A swift identification of DR-TB would have a significant impact in improving the timely initiation of appropriate and effective therapy – something that’s estimated to impact thousands of people within Papua New Guinea each year.

“Tuberculosis is a serious public health emergency in Papua New Guinea, with one of the highest rates of incidence of drug resistant tuberculosis globally,” said Professor Coin.

“It’s of great clinical and public health importance it can identified as soon as possible so that patients can receive the treatment they need – something that’s not presently possible. Current approaches are extremely time-consuming and cannot be carried out locally due to the extensive laboratory equipment required, taking far too long to diagnose.”

This project extends collaborations between the Central Public Health Laboratory in Port Moresby, the Doherty Institute at the University of Melbourne, the Institute for Molecular Bioscience at the University of Queensland and the Queensland Mycobacterium reference laboratory.  

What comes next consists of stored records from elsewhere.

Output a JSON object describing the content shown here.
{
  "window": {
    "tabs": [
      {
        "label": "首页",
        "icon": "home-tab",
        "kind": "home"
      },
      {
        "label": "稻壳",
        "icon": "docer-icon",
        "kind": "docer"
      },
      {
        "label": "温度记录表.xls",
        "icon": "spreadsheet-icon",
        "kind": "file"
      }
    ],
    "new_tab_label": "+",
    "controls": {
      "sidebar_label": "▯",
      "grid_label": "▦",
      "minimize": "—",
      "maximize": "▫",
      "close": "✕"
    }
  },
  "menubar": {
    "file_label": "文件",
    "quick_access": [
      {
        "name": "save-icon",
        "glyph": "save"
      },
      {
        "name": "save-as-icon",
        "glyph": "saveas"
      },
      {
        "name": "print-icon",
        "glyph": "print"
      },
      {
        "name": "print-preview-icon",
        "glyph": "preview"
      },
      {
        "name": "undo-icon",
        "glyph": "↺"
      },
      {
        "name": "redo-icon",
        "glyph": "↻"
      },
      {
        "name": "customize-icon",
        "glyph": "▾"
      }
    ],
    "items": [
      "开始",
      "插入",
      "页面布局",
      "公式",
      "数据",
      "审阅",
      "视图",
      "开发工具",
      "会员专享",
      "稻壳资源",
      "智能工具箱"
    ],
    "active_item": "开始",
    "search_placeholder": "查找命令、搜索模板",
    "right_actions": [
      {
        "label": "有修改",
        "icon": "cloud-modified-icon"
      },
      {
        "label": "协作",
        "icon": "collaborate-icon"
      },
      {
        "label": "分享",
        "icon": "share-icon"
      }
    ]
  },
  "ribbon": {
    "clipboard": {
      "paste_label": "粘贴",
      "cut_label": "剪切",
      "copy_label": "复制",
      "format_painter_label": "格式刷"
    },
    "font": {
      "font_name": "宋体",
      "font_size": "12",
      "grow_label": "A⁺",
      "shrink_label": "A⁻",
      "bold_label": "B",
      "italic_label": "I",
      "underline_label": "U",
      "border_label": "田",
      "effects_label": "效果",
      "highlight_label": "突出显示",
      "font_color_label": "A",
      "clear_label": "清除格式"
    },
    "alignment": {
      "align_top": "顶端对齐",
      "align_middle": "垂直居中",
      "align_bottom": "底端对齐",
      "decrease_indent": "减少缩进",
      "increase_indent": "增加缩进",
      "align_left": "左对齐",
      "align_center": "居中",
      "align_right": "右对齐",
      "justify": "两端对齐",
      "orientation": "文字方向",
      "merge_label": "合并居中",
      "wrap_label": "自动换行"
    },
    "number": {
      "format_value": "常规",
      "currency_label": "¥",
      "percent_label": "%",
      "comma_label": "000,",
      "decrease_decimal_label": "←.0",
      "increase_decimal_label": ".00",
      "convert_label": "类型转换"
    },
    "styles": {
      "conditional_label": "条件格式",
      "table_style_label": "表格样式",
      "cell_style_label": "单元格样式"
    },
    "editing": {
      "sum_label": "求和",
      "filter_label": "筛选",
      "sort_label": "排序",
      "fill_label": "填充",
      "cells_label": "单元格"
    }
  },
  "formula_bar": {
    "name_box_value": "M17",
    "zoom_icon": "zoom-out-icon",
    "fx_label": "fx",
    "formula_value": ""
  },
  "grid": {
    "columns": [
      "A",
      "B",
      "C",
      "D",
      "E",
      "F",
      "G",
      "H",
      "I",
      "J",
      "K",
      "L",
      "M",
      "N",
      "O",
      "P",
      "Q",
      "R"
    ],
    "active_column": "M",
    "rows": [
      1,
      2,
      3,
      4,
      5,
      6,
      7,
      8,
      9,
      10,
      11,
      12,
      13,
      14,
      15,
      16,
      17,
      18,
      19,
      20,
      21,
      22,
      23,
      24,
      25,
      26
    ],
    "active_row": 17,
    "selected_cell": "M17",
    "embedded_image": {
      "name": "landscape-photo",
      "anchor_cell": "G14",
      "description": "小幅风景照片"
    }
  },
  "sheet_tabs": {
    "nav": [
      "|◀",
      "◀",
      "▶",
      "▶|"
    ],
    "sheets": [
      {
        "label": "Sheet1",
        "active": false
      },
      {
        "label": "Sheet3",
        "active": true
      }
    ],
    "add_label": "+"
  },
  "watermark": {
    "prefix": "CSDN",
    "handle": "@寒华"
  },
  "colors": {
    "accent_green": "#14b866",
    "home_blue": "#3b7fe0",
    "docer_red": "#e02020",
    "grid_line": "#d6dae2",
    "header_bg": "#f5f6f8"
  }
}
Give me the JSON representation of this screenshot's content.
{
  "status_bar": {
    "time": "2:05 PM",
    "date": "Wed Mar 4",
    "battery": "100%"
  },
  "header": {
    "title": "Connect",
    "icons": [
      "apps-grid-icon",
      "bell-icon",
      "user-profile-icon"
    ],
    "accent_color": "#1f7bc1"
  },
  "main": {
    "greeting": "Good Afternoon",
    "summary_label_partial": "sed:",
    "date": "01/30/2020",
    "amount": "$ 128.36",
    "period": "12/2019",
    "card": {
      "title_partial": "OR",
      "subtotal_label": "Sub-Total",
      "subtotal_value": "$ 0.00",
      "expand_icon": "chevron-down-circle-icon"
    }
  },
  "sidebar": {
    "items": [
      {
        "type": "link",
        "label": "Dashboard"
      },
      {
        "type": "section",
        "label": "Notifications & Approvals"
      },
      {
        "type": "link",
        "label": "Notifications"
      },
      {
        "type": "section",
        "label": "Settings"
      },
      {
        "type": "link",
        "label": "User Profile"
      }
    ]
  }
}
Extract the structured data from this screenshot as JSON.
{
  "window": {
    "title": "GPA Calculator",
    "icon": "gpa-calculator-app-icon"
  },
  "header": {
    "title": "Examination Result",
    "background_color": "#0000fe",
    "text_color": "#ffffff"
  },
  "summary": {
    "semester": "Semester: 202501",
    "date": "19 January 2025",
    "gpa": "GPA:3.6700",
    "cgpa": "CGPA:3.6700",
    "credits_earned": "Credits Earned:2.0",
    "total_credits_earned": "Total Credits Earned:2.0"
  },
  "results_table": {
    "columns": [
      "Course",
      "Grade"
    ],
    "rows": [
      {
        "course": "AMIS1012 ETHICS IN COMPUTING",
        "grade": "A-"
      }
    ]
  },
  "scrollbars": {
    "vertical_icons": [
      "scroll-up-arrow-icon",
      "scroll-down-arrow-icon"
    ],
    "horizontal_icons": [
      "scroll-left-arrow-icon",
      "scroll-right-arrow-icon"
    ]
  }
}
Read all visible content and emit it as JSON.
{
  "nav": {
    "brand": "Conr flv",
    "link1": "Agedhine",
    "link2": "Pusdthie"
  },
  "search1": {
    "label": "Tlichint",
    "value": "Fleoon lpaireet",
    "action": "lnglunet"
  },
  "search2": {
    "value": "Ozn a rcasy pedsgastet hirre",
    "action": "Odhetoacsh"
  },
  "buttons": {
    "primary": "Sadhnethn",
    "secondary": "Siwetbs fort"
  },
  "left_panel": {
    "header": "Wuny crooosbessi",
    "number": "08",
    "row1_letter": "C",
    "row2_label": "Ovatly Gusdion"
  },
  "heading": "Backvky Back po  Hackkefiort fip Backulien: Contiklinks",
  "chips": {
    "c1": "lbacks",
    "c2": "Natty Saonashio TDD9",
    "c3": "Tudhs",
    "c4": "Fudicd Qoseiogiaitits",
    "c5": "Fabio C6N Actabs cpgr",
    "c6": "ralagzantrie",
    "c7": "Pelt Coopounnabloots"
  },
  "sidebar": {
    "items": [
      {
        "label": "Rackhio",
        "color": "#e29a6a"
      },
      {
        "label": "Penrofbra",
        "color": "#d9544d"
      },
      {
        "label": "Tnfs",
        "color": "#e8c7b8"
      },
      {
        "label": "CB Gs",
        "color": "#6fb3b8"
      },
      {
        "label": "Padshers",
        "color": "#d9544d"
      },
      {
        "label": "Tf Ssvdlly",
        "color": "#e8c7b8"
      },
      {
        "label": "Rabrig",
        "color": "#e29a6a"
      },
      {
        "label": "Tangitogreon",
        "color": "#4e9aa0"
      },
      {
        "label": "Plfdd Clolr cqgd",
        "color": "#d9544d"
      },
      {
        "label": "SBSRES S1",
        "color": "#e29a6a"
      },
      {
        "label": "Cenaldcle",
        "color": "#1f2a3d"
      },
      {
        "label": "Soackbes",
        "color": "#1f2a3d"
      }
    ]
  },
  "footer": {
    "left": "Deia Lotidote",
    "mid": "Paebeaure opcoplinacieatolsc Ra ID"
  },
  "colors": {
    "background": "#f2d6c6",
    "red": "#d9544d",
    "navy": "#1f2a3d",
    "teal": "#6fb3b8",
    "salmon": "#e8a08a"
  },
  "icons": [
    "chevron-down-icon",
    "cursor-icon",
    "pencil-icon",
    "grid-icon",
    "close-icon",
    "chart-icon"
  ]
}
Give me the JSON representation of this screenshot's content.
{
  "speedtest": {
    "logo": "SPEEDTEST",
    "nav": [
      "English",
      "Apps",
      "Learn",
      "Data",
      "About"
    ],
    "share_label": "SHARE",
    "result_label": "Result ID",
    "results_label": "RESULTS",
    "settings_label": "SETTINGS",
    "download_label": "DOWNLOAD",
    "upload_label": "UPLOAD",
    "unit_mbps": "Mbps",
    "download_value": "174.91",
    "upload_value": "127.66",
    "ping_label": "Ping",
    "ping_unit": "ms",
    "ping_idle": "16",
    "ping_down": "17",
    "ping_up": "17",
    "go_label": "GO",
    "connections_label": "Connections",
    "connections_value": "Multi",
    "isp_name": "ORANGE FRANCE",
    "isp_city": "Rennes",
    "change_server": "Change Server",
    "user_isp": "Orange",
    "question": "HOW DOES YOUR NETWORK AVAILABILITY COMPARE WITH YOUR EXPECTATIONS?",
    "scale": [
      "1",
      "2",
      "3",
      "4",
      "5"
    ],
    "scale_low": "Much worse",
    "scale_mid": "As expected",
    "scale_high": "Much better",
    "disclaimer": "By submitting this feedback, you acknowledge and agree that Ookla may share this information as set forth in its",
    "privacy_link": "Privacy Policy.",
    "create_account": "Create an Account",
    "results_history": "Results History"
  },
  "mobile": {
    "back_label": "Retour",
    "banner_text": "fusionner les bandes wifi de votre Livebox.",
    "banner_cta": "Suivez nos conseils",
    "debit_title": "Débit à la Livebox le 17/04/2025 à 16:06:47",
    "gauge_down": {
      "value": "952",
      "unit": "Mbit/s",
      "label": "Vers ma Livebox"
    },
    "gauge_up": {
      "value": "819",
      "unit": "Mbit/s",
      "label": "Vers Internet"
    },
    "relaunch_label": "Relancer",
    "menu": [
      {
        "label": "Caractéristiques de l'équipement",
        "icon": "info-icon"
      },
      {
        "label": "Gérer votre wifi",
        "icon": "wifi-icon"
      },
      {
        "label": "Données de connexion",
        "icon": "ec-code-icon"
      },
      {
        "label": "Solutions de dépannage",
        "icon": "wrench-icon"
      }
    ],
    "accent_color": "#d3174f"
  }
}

Demonstrating the feasibility of using direct-from-sample whole-genome sequencing to identify DR-TB within six hours of collecting the sample from the patient, the project aims to provide a basis for more rational treatment of tuberculosis in the country and, eventually, a pathway for rolling out this approach in other Pacific Island nations.

This grant is part of the MRFF Global Health Initiative - 2019 Tackling Antimicrobial Resistance and Drug Resistant Tuberculosis in Pacific Island Countries.

“DR-TB is more transmissible than drug-susceptible tuberculosis in the region and one of the contributing factors is the unnecessarily long infection time due to the delay in identifying and treating the infection.

“This project has real potential to improve health outcomes in PNG and across the Pacific,” Professor Coin said.